As with so many things involving Trump, the president’s cannonball into the middle of a relatively contained pool of player protest set off waves in all directions. In the absence of any substantial backlash to the initial Kaepernick-led wave of demonstrations, the N.F.L. could at least tacitly endorse the players’ right to use their platform. But then suddenly not only the president of the United States but also a significant share of Americans were saying “Stand up and stick to sports.” It moved the whole argument onto much more historically explosive — and, in a league where the owner-player divide is also largely a white-black divide, racially charged — grounds. “You guys are cattle, and we’re the ranchers,” the former Dallas Cowboys president Tex Schramm famously told the Hall of Fame offensive lineman and players’ union leader Gene Upshaw during a collective-bargaining negotiation in 1987. The line — oft-quoted to this day — encapsulates both the authority structure of the N.F.L. and an autocratic view held by most of the “ranchers” and many of the paying customers. More recently, during a tense owners’ meeting at the height of the anthem protests in October, the Houston Texans’ owner, Bob McNair, said: “We can’t have the inmates running the prison,” according to an ESPN report. Most people construed the remark as an insult with clear racial overtones against protesting players, nearly all of whom were African-American. (McNair later apologized and claimed that the “inmates” he was referring to were not the players but executives at the league office.)

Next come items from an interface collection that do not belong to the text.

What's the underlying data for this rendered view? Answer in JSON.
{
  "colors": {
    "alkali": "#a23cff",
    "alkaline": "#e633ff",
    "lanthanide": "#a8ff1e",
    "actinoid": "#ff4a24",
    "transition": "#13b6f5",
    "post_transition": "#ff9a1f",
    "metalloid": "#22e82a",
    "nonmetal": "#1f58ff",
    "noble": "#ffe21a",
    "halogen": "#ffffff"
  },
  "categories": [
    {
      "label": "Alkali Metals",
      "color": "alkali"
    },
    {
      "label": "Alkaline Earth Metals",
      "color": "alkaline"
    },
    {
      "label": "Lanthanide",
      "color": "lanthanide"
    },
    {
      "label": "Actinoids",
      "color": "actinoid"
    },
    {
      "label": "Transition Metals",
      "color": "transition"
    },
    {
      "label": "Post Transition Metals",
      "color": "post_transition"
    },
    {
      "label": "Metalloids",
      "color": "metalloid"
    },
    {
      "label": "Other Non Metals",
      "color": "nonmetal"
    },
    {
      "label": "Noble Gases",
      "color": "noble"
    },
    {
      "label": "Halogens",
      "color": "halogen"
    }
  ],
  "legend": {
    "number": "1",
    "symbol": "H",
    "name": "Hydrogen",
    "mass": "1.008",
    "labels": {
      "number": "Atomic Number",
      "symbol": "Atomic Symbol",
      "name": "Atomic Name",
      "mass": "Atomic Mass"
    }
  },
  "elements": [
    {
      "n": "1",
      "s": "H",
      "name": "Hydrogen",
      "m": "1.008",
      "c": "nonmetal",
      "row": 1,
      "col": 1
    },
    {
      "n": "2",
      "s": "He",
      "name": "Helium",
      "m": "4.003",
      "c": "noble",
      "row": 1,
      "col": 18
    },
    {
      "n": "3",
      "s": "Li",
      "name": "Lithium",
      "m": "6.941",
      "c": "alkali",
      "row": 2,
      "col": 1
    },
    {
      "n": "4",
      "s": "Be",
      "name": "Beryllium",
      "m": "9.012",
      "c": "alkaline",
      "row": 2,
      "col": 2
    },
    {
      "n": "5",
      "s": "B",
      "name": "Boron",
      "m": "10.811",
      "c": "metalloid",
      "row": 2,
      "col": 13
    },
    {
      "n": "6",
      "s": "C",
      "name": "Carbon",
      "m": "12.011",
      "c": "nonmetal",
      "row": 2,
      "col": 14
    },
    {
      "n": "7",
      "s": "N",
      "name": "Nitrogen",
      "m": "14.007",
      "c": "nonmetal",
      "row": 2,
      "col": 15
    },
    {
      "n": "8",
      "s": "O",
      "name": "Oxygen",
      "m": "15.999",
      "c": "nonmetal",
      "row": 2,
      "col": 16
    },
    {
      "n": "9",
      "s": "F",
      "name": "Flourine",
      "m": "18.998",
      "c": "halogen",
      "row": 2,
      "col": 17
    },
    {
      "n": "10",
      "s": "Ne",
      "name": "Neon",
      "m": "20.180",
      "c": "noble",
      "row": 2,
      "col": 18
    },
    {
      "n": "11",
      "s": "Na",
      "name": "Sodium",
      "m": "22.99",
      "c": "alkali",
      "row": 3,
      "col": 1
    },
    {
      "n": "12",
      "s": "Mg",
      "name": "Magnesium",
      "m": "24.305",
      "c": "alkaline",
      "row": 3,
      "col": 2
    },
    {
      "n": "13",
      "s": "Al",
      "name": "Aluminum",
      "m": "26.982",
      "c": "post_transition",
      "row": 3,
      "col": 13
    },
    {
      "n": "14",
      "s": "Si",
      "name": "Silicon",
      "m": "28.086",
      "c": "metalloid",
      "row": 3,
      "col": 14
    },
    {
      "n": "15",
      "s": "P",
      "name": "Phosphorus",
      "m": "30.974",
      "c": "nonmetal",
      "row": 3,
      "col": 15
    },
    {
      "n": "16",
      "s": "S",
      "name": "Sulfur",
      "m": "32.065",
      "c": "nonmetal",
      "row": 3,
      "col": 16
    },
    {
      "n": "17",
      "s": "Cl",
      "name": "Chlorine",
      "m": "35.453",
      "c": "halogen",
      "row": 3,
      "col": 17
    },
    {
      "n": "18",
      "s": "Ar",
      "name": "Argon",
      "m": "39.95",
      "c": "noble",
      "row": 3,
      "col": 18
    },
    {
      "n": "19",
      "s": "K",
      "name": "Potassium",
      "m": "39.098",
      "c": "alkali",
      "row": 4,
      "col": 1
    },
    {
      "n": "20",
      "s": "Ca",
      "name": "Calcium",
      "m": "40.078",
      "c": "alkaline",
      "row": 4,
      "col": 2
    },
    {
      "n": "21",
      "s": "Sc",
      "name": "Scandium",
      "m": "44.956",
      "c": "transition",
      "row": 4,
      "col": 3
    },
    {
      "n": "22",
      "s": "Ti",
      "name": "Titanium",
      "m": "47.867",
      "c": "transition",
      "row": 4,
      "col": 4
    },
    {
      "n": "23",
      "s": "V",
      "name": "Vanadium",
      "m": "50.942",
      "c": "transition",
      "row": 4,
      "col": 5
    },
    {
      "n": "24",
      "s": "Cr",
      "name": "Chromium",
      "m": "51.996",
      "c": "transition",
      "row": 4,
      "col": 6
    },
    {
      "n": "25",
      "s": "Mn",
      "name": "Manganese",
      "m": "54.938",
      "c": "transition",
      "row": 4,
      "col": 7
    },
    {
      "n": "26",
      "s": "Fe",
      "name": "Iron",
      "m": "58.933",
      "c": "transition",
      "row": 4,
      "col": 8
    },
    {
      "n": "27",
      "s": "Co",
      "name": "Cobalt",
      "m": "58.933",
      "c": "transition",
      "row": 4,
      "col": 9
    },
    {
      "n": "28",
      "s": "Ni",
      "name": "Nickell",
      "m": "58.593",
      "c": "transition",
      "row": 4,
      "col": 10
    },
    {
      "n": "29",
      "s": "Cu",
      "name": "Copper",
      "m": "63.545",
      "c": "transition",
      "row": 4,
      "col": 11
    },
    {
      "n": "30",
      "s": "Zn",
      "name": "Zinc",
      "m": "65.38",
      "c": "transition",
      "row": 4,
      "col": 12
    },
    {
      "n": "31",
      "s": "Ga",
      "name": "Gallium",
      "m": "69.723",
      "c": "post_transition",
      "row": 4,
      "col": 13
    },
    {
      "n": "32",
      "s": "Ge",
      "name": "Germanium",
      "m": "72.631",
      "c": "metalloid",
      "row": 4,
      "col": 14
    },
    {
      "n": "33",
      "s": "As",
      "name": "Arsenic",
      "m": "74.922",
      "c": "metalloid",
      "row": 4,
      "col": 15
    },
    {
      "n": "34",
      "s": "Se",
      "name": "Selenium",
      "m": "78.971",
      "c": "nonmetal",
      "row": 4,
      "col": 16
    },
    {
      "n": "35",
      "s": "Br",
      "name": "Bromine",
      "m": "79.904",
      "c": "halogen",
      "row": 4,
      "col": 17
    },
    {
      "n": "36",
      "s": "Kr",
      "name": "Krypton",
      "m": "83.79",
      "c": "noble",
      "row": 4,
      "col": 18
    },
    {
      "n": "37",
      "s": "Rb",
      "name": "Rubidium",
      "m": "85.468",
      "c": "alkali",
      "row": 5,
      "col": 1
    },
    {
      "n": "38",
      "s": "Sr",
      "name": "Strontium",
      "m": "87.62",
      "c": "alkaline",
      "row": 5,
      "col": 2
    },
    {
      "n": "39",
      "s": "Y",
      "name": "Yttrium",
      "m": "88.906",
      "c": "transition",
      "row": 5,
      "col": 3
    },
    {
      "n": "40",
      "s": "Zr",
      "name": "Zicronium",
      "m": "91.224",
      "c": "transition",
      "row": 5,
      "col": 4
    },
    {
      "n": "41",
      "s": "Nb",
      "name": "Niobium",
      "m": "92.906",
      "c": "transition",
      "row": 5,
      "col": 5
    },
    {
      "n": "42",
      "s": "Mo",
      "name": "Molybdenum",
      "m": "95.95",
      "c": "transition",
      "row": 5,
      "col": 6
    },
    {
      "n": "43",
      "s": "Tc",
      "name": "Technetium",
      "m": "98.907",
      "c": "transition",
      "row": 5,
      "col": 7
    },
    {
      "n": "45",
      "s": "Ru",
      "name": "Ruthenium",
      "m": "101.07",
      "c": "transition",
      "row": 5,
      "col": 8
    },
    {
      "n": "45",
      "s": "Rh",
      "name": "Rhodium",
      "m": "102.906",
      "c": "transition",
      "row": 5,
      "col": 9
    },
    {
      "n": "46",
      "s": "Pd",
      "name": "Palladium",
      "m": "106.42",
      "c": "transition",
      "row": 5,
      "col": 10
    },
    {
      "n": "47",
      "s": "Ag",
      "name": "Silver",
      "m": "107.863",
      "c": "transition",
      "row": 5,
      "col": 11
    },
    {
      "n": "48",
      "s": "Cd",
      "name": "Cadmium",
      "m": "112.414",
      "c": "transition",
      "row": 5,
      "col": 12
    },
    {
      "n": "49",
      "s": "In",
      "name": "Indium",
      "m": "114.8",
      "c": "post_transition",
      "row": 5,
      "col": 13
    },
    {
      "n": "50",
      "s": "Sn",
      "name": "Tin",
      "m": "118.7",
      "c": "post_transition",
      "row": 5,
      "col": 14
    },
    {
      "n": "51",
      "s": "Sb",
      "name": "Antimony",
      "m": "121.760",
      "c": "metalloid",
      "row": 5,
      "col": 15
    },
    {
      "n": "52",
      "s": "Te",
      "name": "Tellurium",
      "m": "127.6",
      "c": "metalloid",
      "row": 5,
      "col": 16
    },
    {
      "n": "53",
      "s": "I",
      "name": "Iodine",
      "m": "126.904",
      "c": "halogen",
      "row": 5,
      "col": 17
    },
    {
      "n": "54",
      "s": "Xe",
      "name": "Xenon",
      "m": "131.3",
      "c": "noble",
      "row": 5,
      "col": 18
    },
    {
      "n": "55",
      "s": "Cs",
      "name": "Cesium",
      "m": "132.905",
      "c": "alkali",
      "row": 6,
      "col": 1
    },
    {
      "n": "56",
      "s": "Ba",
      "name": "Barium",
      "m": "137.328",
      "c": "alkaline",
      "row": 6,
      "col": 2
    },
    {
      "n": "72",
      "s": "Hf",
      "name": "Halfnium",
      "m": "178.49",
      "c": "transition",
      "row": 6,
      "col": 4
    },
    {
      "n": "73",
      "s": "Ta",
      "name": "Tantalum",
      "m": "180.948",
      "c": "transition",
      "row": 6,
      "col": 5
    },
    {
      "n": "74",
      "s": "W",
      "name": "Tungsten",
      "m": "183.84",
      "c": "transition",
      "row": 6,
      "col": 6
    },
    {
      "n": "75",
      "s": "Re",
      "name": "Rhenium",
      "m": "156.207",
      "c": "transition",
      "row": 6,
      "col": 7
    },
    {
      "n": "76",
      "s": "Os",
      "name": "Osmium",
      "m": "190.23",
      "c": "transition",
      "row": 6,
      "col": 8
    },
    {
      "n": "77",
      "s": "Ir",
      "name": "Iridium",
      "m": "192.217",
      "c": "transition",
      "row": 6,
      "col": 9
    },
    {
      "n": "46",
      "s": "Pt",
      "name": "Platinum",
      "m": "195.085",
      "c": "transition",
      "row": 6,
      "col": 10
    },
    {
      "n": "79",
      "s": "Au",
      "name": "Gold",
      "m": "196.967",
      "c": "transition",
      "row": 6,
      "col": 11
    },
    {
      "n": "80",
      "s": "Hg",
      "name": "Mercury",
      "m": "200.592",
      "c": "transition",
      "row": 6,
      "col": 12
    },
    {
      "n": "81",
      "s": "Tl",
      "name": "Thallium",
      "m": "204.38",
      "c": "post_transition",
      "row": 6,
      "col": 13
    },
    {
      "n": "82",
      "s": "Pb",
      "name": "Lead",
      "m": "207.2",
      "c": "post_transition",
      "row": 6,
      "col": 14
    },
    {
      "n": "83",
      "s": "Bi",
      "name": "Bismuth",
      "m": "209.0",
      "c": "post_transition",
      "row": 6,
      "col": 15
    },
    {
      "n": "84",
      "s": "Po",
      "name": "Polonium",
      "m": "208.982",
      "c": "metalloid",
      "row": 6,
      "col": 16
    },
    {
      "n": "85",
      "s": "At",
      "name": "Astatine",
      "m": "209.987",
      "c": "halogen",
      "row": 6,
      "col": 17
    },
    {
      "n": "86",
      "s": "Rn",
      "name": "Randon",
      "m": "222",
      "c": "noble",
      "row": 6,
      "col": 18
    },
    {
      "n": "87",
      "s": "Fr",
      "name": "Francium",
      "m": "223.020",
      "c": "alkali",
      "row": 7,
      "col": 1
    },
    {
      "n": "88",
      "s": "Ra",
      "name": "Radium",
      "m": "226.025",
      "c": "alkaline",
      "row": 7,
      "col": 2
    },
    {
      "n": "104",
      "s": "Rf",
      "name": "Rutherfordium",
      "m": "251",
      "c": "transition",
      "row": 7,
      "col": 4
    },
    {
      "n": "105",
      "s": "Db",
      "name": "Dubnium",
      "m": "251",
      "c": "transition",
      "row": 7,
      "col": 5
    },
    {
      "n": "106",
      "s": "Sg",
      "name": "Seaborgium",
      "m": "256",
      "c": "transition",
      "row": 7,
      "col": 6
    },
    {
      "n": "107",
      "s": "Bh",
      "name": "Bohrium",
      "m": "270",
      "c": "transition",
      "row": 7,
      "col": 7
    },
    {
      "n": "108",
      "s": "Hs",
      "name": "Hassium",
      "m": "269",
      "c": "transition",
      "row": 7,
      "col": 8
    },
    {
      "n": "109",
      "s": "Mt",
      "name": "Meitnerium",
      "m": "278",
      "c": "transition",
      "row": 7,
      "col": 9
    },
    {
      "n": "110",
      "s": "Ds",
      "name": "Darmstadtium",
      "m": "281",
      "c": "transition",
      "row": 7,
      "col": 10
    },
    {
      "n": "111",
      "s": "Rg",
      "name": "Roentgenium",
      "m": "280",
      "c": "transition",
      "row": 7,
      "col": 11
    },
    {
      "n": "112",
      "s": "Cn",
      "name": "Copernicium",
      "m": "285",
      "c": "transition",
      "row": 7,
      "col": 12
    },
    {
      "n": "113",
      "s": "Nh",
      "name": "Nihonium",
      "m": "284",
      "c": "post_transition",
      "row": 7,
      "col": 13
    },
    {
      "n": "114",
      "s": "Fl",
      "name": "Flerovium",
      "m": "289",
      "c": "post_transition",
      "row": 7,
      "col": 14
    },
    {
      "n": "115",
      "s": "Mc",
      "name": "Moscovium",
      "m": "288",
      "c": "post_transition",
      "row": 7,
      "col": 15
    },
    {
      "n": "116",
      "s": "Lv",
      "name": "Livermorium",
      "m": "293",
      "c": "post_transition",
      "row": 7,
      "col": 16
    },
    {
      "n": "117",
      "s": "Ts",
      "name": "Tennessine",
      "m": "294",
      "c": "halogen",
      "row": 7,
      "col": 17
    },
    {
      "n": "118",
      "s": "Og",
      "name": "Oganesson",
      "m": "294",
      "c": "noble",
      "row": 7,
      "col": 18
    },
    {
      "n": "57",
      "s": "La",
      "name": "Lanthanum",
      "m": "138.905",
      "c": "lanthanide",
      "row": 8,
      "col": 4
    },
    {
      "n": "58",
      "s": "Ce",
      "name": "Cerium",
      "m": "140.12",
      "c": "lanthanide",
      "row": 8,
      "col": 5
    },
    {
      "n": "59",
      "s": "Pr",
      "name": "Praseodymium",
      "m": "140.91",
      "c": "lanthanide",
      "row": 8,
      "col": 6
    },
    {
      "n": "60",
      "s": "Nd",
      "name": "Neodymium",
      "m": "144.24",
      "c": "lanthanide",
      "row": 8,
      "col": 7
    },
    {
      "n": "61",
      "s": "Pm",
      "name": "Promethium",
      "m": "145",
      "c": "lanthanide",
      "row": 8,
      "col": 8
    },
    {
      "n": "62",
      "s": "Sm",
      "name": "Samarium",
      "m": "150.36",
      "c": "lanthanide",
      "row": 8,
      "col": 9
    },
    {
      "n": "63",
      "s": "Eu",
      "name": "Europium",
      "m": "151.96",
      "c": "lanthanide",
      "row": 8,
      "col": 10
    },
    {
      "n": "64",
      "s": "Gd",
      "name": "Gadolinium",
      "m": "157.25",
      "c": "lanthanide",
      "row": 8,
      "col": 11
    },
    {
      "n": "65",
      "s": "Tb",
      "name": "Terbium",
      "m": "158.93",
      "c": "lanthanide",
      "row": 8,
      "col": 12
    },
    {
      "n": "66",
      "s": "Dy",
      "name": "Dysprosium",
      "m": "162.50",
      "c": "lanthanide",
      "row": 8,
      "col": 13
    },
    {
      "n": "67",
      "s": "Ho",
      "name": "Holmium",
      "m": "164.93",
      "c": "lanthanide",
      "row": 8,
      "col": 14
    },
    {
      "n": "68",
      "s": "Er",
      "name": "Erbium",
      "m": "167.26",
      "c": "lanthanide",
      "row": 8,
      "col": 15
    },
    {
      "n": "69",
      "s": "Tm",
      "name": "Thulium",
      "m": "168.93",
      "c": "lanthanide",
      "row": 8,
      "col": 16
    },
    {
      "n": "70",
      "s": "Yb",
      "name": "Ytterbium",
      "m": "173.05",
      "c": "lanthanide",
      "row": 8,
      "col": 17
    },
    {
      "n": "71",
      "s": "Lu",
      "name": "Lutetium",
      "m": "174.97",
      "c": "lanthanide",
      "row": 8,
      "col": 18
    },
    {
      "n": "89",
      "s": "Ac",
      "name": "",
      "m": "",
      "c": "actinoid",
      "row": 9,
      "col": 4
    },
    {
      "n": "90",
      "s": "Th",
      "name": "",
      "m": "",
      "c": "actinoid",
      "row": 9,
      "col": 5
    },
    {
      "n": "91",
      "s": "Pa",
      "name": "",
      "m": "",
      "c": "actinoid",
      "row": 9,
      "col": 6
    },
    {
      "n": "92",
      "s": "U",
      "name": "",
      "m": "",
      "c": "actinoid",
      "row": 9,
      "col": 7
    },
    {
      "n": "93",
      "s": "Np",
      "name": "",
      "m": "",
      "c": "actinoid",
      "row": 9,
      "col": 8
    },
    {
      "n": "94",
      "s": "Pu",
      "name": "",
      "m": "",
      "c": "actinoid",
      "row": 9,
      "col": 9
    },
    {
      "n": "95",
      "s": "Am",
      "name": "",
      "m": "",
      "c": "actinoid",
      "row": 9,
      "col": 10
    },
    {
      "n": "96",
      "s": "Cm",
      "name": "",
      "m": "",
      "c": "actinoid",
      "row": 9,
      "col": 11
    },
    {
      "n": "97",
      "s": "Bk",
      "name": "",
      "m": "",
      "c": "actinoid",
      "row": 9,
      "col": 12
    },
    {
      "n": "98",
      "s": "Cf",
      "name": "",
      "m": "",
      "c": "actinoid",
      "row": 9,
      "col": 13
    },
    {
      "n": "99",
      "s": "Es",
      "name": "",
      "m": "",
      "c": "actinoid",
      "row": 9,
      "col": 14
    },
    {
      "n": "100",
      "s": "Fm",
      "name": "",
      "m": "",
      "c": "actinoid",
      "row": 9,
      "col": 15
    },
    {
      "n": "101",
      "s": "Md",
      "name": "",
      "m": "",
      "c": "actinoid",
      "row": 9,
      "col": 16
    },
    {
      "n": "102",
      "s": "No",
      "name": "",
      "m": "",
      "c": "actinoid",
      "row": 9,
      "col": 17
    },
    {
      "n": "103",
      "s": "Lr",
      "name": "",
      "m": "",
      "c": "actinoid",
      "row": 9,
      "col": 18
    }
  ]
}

When I asked Goodell whether he or anyone on his staff had any communication with the White House, back-channel or otherwise, he smirked (I took this as a no). “Our focus is on what we do,” he said. “Our focus is on the game itself.” Nevertheless, owners and league officials close to Goodell said he was more supportive of the protesting players than they would have expected. He resisted pressure to enforce a “stand for the anthem” mandate from more conservative owners — the Dallas Cowboys’ Jerry Jones and the Washington Redskins’ Daniel Snyder among them. Goodell spent hours listening to players’ concerns and meeting with members of the N.F.L. Players Coalition, a newly formed advocacy group dedicated to the racial-justice issues that prompted the anthem protests. The league pledged to the coalition that it would donate $89 million over seven years to social-justice organizations. That was less than half what Goodell’s new salary could bring him in just five years, but the commissioner still drew considerable praise from players who were critical of him in the past. “I was in two meetings with Roger, and I felt like he was sincere in what he was trying to do,” Eric Winston, an offensive tackle for the Cincinnati Bengals and the president of the N.F.L. Players Association, the players’ union, told me. “In hindsight you can always do more, but I do think he has done a very admirable job.”